In addition to oil paintings, Nakagawa produced sumi (black ink) drawings, watercolors, traditional calligraphy, book illustrations and graphic designs, carved seals, ceramics, and woodcuts. He also wrote about his art, perhaps the best known and most influential work being the essay Nihonga o dô miru (How to look at Japanese painting, 日本画をどう見る) published in 1947 in the magazine Sansai, in which Nakagawa argued for the vitality, honesty, and individualistic expressiveness of Western painting (yôga, 洋画) versus tradition-bound, Japanese-style painting (Nihonga, 日本画) that, in his view, looked backward to past masters for its technical achievements at the expense =of creativity or new directions in art. In regard to woodcuts, many of which were intended as book covers and illustrations, it appears that Nakagawa did not carve his own blocks.

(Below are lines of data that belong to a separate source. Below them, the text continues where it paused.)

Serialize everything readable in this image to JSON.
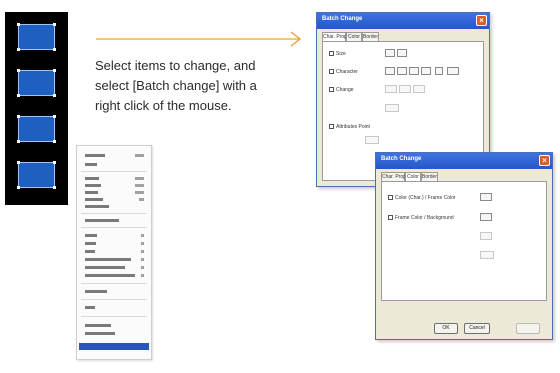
{
  "instruction": {
    "line1": "Select items to change, and",
    "line2": "select [Batch change] with a",
    "line3": "right click of the mouse."
  },
  "arrow_color": "#f0a030",
  "dialog_back": {
    "title": "Batch Change",
    "tabs": [
      "Char. Prop.",
      "Color",
      "Border"
    ],
    "rows": [
      "Size",
      "Character",
      "Change",
      "",
      "Attributes Point",
      ""
    ]
  },
  "dialog_front": {
    "title": "Batch Change",
    "tabs": [
      "Char. Prop.",
      "Color",
      "Border"
    ],
    "rows": [
      "Color (Char.) / Frame Color",
      "Frame Color / Background"
    ],
    "ok_label": "OK",
    "cancel_label": "Cancel"
  },
  "colors": {
    "selection_blue": "#1f5fbf",
    "titlebar": "#2457c9",
    "menu_highlight": "#2b56b8"
  }
}
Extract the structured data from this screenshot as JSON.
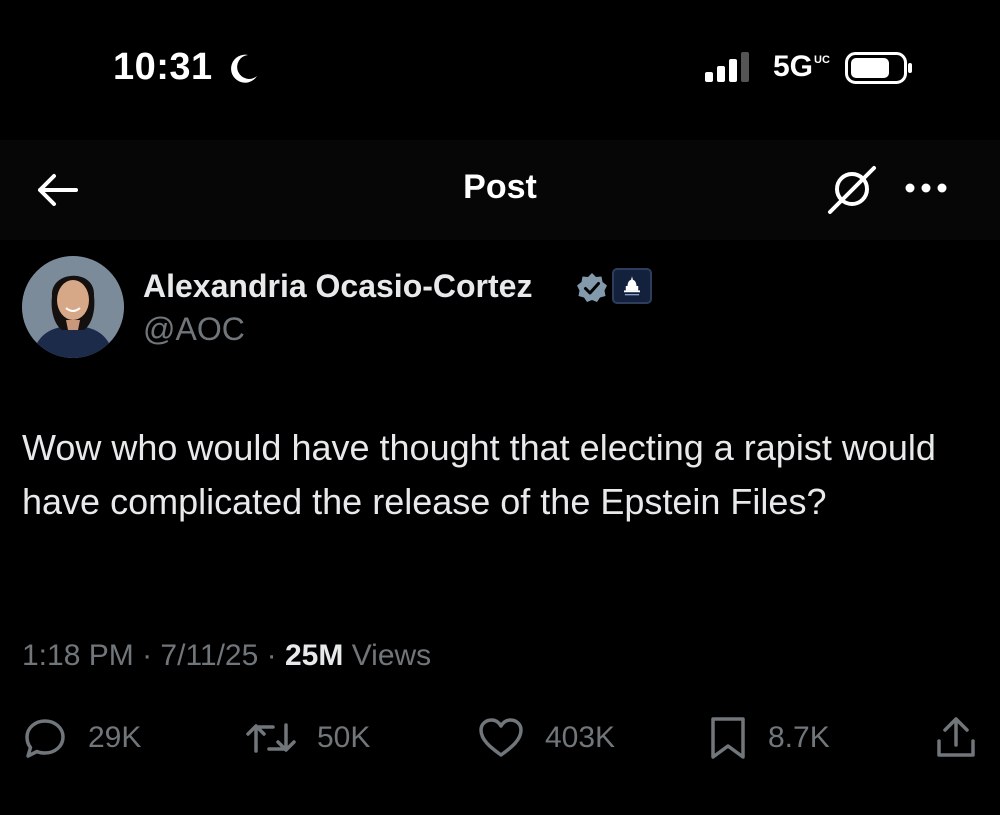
{
  "status_bar": {
    "time": "10:31",
    "moon_icon": "moon-icon",
    "signal_icon": "signal-bars-icon",
    "network": "5G",
    "network_suffix": "UC",
    "battery_icon": "battery-icon"
  },
  "nav": {
    "back_icon": "arrow-left-icon",
    "title": "Post",
    "grok_icon": "grok-icon",
    "more_icon": "ellipsis-icon"
  },
  "post": {
    "author_name": "Alexandria Ocasio-Cortez",
    "author_handle": "@AOC",
    "verified_icon": "verified-badge-icon",
    "affiliate_icon": "capitol-badge-icon",
    "text": "Wow who would have thought that electing a rapist would have complicated the release of the Epstein Files?",
    "time": "1:18 PM",
    "separator": "·",
    "date": "7/11/25",
    "views_count": "25M",
    "views_label": "Views"
  },
  "actions": {
    "reply_count": "29K",
    "repost_count": "50K",
    "like_count": "403K",
    "bookmark_count": "8.7K",
    "share_icon": "share-icon"
  },
  "colors": {
    "background": "#000000",
    "text_primary": "#e7e9ea",
    "text_secondary": "#71767b",
    "verified": "#829aab"
  }
}
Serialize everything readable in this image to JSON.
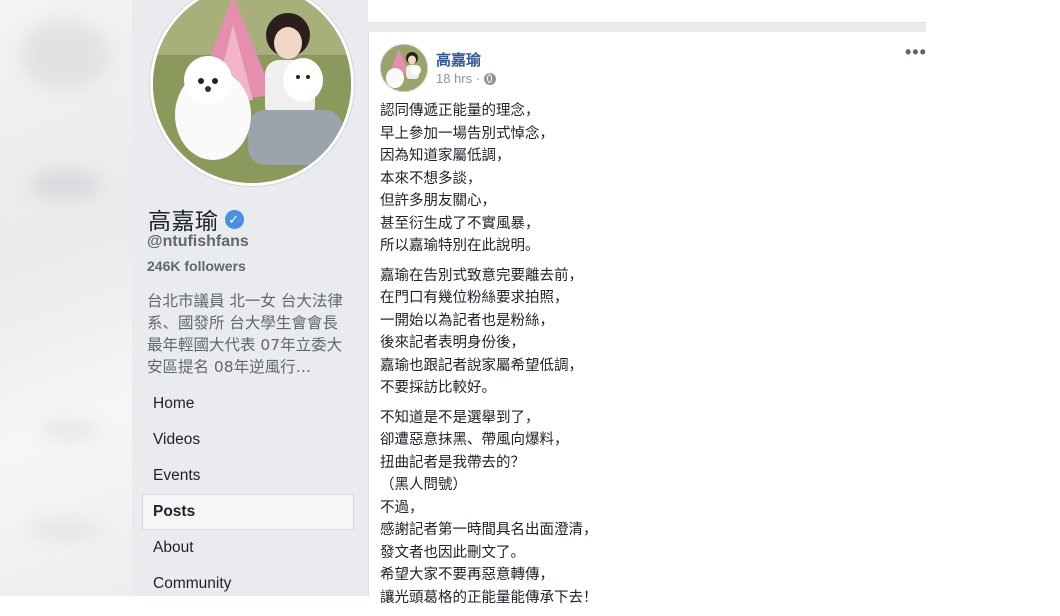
{
  "profile": {
    "name": "高嘉瑜",
    "verified_symbol": "✓",
    "handle": "@ntufishfans",
    "followers": "246K followers",
    "bio": "台北市議員 北一女 台大法律系、國發所 台大學生會會長 最年輕國大代表 07年立委大安區提名 08年逆風行…"
  },
  "nav": {
    "items": [
      {
        "label": "Home",
        "active": false
      },
      {
        "label": "Videos",
        "active": false
      },
      {
        "label": "Events",
        "active": false
      },
      {
        "label": "Posts",
        "active": true
      },
      {
        "label": "About",
        "active": false
      },
      {
        "label": "Community",
        "active": false
      }
    ]
  },
  "post": {
    "author": "高嘉瑜",
    "time": "18 hrs",
    "separator": "·",
    "more_label": "•••",
    "paragraphs": [
      [
        "認同傳遞正能量的理念，",
        "早上參加一場告別式悼念，",
        "因為知道家屬低調，",
        "本來不想多談，",
        "但許多朋友關心，",
        "甚至衍生成了不實風暴，",
        "所以嘉瑜特別在此說明。"
      ],
      [
        "嘉瑜在告別式致意完要離去前，",
        "在門口有幾位粉絲要求拍照，",
        "一開始以為記者也是粉絲，",
        "後來記者表明身份後，",
        "嘉瑜也跟記者說家屬希望低調，",
        "不要採訪比較好。"
      ],
      [
        "不知道是不是選舉到了，",
        "卻遭惡意抹黑、帶風向爆料，",
        "扭曲記者是我帶去的？",
        "（黑人問號）",
        "不過，",
        "感謝記者第一時間具名出面澄清，",
        "發文者也因此刪文了。",
        "希望大家不要再惡意轉傳，",
        "讓光頭葛格的正能量能傳承下去！"
      ]
    ]
  },
  "colors": {
    "link": "#365899",
    "sidebar_bg": "#e9ebee",
    "verified": "#4a90e2"
  }
}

For example, in 1947 he contributed a design of two roosters (carved by Sekino Jun'ichirô) for the artist-signatures page in the third portfolio issued by the Onchi Kôshirô-led Ichimokukai (First Thursday Society, 一木会). Moreover, most of his prints were lithographs and copperplate etchings (some with aquatint), often produced at the Kurumaki Studios (Kurumaki Kôbô, 車木工房) in Nara.

In 1975, at the age of 82, Nakagawa was awarded the prestigious Order of Culture (Bunka-kunshô, 文化勲章) for contributions to Japanese art, literature, or culture. The order is conferred by the Emperor of Japan in person on Culture Day (November 3) each year. His mother's native town of Matto City (now Hakusan City) in Ishikawa Prefecture and his home town of Manazuru in Kanagawa Prefecture each established museums dedicated to his work, in October 1986 and March 1989, respectively..

Works by Nakagawa Kazumasa are included in the Fukuoka Art Museum (paintings); the Matto Nakagawa Kazumasa Memorial Museum of Art (including paintings, calligraphy, pottery); and the Nakagawa Kazumasa Museum of Art, Manazuru Town (oil painting, ink rock painting, sketches, calligraphy, ceramics, illustrations, and book binding).

  1. Lavenberg, Irwin: Nakagawa Kazumasa — "A Passion for Creativity" (last accessed Sept. 17, 2022), which provides a compilation of biographical information and images.
  2. German Wikipedia site for the artist,
  3. Hakusan Museum Portal Site, Matto Nakagawa Kazumasa Memorial Museum of Art.
  4. Nakagawa Kazumasa Memorial Museum of Art,